§ **Record excerpts**:
***

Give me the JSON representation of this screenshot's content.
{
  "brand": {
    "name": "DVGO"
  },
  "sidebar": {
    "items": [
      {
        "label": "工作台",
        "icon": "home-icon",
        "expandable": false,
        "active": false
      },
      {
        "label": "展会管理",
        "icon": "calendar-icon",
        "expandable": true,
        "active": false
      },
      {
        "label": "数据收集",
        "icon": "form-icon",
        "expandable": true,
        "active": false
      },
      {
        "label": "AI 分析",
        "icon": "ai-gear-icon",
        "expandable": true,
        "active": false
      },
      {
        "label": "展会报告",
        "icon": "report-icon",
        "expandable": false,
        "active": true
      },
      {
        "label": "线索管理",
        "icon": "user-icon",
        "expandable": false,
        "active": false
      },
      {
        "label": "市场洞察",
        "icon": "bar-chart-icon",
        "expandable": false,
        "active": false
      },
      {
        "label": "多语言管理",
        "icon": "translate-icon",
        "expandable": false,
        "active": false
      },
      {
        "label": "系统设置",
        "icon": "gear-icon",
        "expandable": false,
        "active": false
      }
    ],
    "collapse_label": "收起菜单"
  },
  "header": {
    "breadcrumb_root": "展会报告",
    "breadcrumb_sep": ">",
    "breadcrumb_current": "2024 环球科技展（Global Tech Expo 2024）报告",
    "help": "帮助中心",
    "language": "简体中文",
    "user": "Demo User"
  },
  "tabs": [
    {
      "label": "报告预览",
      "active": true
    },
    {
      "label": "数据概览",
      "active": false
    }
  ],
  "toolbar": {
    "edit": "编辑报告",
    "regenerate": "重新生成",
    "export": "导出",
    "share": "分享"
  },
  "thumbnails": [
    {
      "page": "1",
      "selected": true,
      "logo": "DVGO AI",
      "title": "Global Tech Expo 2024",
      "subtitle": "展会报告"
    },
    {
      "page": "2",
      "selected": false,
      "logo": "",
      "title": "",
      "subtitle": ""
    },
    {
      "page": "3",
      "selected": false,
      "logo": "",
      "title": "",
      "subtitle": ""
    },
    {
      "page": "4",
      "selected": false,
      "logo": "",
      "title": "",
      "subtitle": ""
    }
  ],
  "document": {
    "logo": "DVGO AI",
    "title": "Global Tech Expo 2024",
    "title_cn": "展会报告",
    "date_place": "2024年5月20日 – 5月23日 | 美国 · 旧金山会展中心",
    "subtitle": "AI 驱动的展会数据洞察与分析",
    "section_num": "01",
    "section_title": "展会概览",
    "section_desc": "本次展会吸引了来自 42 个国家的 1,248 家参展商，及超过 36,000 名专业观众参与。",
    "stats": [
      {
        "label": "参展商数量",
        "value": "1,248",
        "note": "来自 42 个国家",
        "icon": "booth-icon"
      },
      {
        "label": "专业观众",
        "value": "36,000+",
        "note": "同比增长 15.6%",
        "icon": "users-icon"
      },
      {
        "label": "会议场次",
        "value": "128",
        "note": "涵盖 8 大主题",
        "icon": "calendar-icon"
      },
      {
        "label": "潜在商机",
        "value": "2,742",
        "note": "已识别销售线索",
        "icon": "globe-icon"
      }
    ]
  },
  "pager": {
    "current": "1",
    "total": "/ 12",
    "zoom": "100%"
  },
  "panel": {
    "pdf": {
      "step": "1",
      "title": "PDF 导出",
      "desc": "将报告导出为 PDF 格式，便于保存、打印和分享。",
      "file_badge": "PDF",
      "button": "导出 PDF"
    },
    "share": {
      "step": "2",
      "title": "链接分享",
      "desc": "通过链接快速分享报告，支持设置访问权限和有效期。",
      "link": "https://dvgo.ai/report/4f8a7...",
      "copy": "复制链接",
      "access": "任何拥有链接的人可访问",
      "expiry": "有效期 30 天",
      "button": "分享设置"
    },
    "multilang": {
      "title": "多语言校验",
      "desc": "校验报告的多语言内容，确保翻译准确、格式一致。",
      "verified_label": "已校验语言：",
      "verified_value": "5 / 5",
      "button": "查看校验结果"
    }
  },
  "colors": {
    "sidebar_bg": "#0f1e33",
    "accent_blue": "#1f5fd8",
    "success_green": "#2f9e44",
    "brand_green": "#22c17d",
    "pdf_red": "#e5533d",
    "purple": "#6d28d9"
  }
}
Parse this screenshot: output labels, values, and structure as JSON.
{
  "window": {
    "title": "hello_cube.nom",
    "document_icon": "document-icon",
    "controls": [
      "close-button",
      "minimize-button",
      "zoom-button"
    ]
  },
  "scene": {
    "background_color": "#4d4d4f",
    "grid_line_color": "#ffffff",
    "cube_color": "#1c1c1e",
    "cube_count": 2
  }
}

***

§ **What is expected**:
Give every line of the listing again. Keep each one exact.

§ **Response to the task**:
Give me the JSON representation of this screenshot's content.
{
  "brand": {
    "name": "DVGO"
  },
  "sidebar": {
    "items": [
      {
        "label": "工作台",
        "icon": "home-icon",
        "expandable": false,
        "active": false
      },
      {
        "label": "展会管理",
        "icon": "calendar-icon",
        "expandable": true,
        "active": false
      },
      {
        "label": "数据收集",
        "icon": "form-icon",
        "expandable": true,
        "active": false
      },
      {
        "label": "AI 分析",
        "icon": "ai-gear-icon",
        "expandable": true,
        "active": false
      },
      {
        "label": "展会报告",
        "icon": "report-icon",
        "expandable": false,
        "active": true
      },
      {
        "label": "线索管理",
        "icon": "user-icon",
        "expandable": false,
        "active": false
      },
      {
        "label": "市场洞察",
        "icon": "bar-chart-icon",
        "expandable": false,
        "active": false
      },
      {
        "label": "多语言管理",
        "icon": "translate-icon",
        "expandable": false,
        "active": false
      },
      {
        "label": "系统设置",
        "icon": "gear-icon",
        "expandable": false,
        "active": false
      }
    ],
    "collapse_label": "收起菜单"
  },
  "header": {
    "breadcrumb_root": "展会报告",
    "breadcrumb_sep": ">",
    "breadcrumb_current": "2024 环球科技展（Global Tech Expo 2024）报告",
    "help": "帮助中心",
    "language": "简体中文",
    "user": "Demo User"
  },
  "tabs": [
    {
      "label": "报告预览",
      "active": true
    },
    {
      "label": "数据概览",
      "active": false
    }
  ],
  "toolbar": {
    "edit": "编辑报告",
    "regenerate": "重新生成",
    "export": "导出",
    "share": "分享"
  },
  "thumbnails": [
    {
      "page": "1",
      "selected": true,
      "logo": "DVGO AI",
      "title": "Global Tech Expo 2024",
      "subtitle": "展会报告"
    },
    {
      "page": "2",
      "selected": false,
      "logo": "",
      "title": "",
      "subtitle": ""
    },
    {
      "page": "3",
      "selected": false,
      "logo": "",
      "title": "",
      "subtitle": ""
    },
    {
      "page": "4",
      "selected": false,
      "logo": "",
      "title": "",
      "subtitle": ""
    }
  ],
  "document": {
    "logo": "DVGO AI",
    "title": "Global Tech Expo 2024",
    "title_cn": "展会报告",
    "date_place": "2024年5月20日 – 5月23日 | 美国 · 旧金山会展中心",
    "subtitle": "AI 驱动的展会数据洞察与分析",
    "section_num": "01",
    "section_title": "展会概览",
    "section_desc": "本次展会吸引了来自 42 个国家的 1,248 家参展商，及超过 36,000 名专业观众参与。",
    "stats": [
      {
        "label": "参展商数量",
        "value": "1,248",
        "note": "来自 42 个国家",
        "icon": "booth-icon"
      },
      {
        "label": "专业观众",
        "value": "36,000+",
        "note": "同比增长 15.6%",
        "icon": "users-icon"
      },
      {
        "label": "会议场次",
        "value": "128",
        "note": "涵盖 8 大主题",
        "icon": "calendar-icon"
      },
      {
        "label": "潜在商机",
        "value": "2,742",
        "note": "已识别销售线索",
        "icon": "globe-icon"
      }
    ]
  },
  "pager": {
    "current": "1",
    "total": "/ 12",
    "zoom": "100%"
  },
  "panel": {
    "pdf": {
      "step": "1",
      "title": "PDF 导出",
      "desc": "将报告导出为 PDF 格式，便于保存、打印和分享。",
      "file_badge": "PDF",
      "button": "导出 PDF"
    },
    "share": {
      "step": "2",
      "title": "链接分享",
      "desc": "通过链接快速分享报告，支持设置访问权限和有效期。",
      "link": "https://dvgo.ai/report/4f8a7...",
      "copy": "复制链接",
      "access": "任何拥有链接的人可访问",
      "expiry": "有效期 30 天",
      "button": "分享设置"
    },
    "multilang": {
      "title": "多语言校验",
      "desc": "校验报告的多语言内容，确保翻译准确、格式一致。",
      "verified_label": "已校验语言：",
      "verified_value": "5 / 5",
      "button": "查看校验结果"
    }
  },
  "colors": {
    "sidebar_bg": "#0f1e33",
    "accent_blue": "#1f5fd8",
    "success_green": "#2f9e44",
    "brand_green": "#22c17d",
    "pdf_red": "#e5533d",
    "purple": "#6d28d9"
  }
}
Parse this screenshot: output labels, values, and structure as JSON.
{
  "window": {
    "title": "hello_cube.nom",
    "document_icon": "document-icon",
    "controls": [
      "close-button",
      "minimize-button",
      "zoom-button"
    ]
  },
  "scene": {
    "background_color": "#4d4d4f",
    "grid_line_color": "#ffffff",
    "cube_color": "#1c1c1e",
    "cube_count": 2
  }
}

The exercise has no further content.